At some point, most organizations that distribute live event tickets wind up with tickets that can’t be used. What happens next?

You don’t want to see that money go to waste, but is it possible to recoup sunk ticket costs? How can organizations minimize loss (or increase profit) as they forfeit access to events, games, or shows?

At Ticketnology, we know from experience that there’s no straightforward, one-size-fits-all solution. That’s why so many small- and medium-sized businesses depend on our ticket management and reselling expertise.

In this post, we’ll share the best time to resell concert tickets — the window in which recovering costs and maximizing benefits are most likely.

Quote: The Best Time to Resell Your Concert or Sports Tickets

A Typical or Standard Reselling Cycle

The best time to resell concert tickets is within the first two weeks of the day they go on sale to the public. At the latest, list them no more than 30 days after ticket sales go live.

To better understand how the resale process works, let’s examine the timing of the general content marketing cycle.

Here’s how it typically works: Thirty to 45 days before an event, ticket holders advertise ticket availability. At this time, the largest number of people talk about a specific event and hear advertisements for it. That buzz pushes interested attendees to actively look for the tickets they want to purchase.

As the event draws near (and the buying window narrows), ticket prices drop in tandem with demand and hype. Most people have secured their tickets, meaning there are fewer opportunities to sell. Most loyal fan bases or interested parties don’t want to wait until the week before an important event to buy; they want to secure their tickets as soon as possible.

What this means for resellers: The resale window becomes narrower as time passes. Last-minute resales are much harder to achieve, especially if your goal is to recover most of the expense. The best time to resell concert tickets is yesterday.

So, Should You Wait to Resell Tickets?

Many ticket holders want to know whether it’s best to wait to resell. Generally, the answer is no. If you have tickets that will go unused, list them quickly. Stay on top of pricing by comparing similar tickets and seats.

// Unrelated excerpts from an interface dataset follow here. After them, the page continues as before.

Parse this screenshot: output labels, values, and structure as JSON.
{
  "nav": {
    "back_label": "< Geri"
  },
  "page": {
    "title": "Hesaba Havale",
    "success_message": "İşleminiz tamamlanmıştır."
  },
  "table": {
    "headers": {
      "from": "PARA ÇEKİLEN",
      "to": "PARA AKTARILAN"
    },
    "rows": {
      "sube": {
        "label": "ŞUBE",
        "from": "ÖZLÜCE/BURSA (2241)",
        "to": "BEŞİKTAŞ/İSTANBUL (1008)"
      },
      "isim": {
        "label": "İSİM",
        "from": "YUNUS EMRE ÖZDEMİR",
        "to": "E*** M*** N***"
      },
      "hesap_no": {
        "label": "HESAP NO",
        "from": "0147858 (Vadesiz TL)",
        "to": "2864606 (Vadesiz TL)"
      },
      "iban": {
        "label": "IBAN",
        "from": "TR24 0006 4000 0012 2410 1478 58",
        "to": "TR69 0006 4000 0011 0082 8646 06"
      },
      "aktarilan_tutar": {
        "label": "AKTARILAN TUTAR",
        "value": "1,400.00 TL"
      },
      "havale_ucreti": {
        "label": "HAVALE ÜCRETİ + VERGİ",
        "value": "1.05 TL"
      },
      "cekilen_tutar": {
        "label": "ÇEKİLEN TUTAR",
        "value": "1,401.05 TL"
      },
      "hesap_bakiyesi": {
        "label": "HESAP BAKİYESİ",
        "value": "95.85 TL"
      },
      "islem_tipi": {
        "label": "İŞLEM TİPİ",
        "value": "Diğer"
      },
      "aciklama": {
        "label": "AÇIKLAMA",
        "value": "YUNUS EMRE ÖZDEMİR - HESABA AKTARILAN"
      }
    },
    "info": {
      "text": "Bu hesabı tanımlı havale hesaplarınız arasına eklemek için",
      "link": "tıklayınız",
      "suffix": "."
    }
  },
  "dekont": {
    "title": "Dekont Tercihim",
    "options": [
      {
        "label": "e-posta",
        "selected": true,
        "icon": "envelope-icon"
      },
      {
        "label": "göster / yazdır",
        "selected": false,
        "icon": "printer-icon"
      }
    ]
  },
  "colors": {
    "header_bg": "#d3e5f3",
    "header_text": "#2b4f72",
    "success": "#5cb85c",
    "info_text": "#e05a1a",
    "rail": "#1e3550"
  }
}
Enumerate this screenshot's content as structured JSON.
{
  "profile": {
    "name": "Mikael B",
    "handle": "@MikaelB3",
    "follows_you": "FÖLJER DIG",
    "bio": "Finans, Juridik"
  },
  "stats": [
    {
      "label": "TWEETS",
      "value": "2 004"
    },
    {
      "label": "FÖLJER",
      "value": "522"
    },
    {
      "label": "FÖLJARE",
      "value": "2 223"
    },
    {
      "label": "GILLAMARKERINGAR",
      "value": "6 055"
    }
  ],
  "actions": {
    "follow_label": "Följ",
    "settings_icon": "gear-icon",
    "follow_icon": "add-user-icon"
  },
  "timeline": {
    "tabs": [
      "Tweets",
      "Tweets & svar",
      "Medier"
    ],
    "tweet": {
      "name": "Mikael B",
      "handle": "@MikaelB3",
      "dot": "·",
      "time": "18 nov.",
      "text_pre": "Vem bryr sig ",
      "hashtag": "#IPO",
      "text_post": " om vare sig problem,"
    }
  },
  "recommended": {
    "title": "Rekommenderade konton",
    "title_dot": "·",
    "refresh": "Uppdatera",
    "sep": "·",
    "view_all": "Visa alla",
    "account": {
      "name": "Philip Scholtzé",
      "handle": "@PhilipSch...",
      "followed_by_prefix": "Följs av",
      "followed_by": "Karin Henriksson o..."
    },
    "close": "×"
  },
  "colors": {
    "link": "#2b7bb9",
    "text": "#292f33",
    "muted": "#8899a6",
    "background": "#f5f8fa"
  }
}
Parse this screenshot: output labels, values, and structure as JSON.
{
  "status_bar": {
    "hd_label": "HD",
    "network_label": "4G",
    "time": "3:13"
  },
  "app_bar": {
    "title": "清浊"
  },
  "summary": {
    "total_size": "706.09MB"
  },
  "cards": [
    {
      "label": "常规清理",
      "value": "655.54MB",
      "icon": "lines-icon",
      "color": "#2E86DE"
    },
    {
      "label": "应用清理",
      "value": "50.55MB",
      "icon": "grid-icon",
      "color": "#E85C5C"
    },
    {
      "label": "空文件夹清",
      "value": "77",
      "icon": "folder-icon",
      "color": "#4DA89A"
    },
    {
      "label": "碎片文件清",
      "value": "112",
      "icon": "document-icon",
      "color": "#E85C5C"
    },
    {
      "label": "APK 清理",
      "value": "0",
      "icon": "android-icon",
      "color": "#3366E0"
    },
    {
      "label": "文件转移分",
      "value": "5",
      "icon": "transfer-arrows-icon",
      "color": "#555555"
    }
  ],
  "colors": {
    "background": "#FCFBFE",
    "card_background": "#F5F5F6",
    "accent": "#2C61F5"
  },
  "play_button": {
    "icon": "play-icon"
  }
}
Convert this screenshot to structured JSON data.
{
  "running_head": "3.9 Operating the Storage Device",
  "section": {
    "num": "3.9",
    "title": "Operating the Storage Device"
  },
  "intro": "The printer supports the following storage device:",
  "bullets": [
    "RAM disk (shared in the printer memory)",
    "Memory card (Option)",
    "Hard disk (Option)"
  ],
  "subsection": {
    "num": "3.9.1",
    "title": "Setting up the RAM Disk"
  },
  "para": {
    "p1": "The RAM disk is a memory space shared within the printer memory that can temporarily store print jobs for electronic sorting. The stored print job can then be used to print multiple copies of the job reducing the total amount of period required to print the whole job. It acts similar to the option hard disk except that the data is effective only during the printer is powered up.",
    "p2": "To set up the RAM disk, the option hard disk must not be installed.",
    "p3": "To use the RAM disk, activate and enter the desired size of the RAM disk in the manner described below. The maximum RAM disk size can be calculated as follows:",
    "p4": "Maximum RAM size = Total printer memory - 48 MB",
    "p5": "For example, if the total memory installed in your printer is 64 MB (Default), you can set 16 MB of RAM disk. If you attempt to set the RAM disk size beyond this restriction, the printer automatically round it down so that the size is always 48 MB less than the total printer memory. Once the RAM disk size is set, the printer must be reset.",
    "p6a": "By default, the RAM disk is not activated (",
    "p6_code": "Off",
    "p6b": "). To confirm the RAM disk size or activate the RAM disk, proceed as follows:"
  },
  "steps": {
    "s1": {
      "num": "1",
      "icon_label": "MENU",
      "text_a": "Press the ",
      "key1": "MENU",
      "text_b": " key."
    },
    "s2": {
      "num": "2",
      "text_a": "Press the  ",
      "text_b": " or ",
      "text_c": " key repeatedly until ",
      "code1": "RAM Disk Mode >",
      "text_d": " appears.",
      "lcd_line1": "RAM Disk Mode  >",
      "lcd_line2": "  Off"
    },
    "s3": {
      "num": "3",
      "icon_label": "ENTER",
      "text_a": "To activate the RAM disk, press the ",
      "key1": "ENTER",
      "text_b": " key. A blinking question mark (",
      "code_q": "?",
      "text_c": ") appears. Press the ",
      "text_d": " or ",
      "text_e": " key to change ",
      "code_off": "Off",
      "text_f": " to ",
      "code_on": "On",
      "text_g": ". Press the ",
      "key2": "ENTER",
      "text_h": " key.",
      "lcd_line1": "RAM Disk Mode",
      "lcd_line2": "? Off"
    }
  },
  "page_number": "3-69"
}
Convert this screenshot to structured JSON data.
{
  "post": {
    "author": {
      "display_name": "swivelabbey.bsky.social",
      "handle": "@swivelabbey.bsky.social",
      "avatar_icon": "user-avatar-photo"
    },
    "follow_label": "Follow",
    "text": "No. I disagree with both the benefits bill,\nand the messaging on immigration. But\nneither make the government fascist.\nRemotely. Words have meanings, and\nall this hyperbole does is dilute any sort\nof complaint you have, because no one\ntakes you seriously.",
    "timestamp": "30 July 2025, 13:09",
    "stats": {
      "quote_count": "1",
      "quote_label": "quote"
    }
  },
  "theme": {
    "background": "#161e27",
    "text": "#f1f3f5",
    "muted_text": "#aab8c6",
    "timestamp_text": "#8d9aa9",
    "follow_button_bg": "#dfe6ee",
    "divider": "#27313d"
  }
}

If the process sounds laborious and confusing, that’s because it often is. Ticket prices regularly fluctuate based on multiple factors, including availability and popularity. Relying on an experienced ticket broker alleviates that stress.

Infographic: The Best Time to Resell Your Concert or Sports Tickets

Factors That Influence Overall Cost

Because ticket prices fluctuate, you need to understand all the influencing factors. This knowledge can assist you when making price modifications based on where you are or which audiences are most likely to buy.

Event Type

First, consider the type of event. Advertising tickets to sporting events differs from advertising tickets for a concert. Demand for sporting tickets hinges on winning records, specific players or athletes, postseason popularity, and other regional competitions.

Even when resellers hold out in hopes of getting more money back on ticket purchases, it’s tricky to predict whether a team’s performance will improve or whether they’ll secure a playoff spot. The sooner you list, the better your chances are to resell.

‘Sold Out’ Status

Sometimes, potential buyers erroneously believe event tickets are “sold out.” While it’s true that events do actually “sell out,” this term just means that the original tickets released for sale are gone. There are very few instances where there are no tickets available at all — because the possibility for resales always exists.

When people say they want to attend a “sold out” show, resellers might think they can capitalize on that demand and make back triple their original investment. In reality, thousands of tickets can be available on resale sites. Here, the probability of getting back what you paid is much lower.

When there’s buzz, the best time to resell concert tickets is close to the initial release. This ensures that the resale market isn’t saturated with unwanted tickets.

Event Uniqueness

An event’s uniqueness also determines its resale potential. For example, is the event a 30-date tour or an exclusive one-night-only showstopper?

One-time events usually have higher public demand, particularly for artists who haven’t been on tour recently or who’ve never visited a particular city. As demand rises, ticket prices also change. The more unique an event is, the more money you can make off your original ticket package.

Pricing and Value Considerations for Resales

There are three different goals you can pursue when reselling live event tickets:

  • Making a profit on the original amount: You resell for more than your purchase price, including taxes and fees.
  • Breaking even: You can’t make a profit, but you sell for exactly what you purchased. No loss, no gain.
  • Minimizing loss: Without a profit or even a draw, minimizing loss is the next best scenario. Though there’s no money to be gained, the goal is to recoup a portion to avoid a total loss.

The best way to avoid losing money on ticket purchases and resales is to list what you know you won’t use as soon as possible.

Though it’s tough to predict when ticket purchases will go unused, you can mitigate losses by buying for specific purposes and people. Intentional, strategic purchasing protects your investment against unforeseen circumstances.

Protect Your Money, Time, and Resources

As you navigate a complex ticketing resale market, don’t leave corporate resources on the table. With a qualified ticketing partner, you can easily navigate the buying and selling process while avoiding the hassles of an unpredictable industry.

Book a Ticketnology demo today to learn more about reselling with confidence.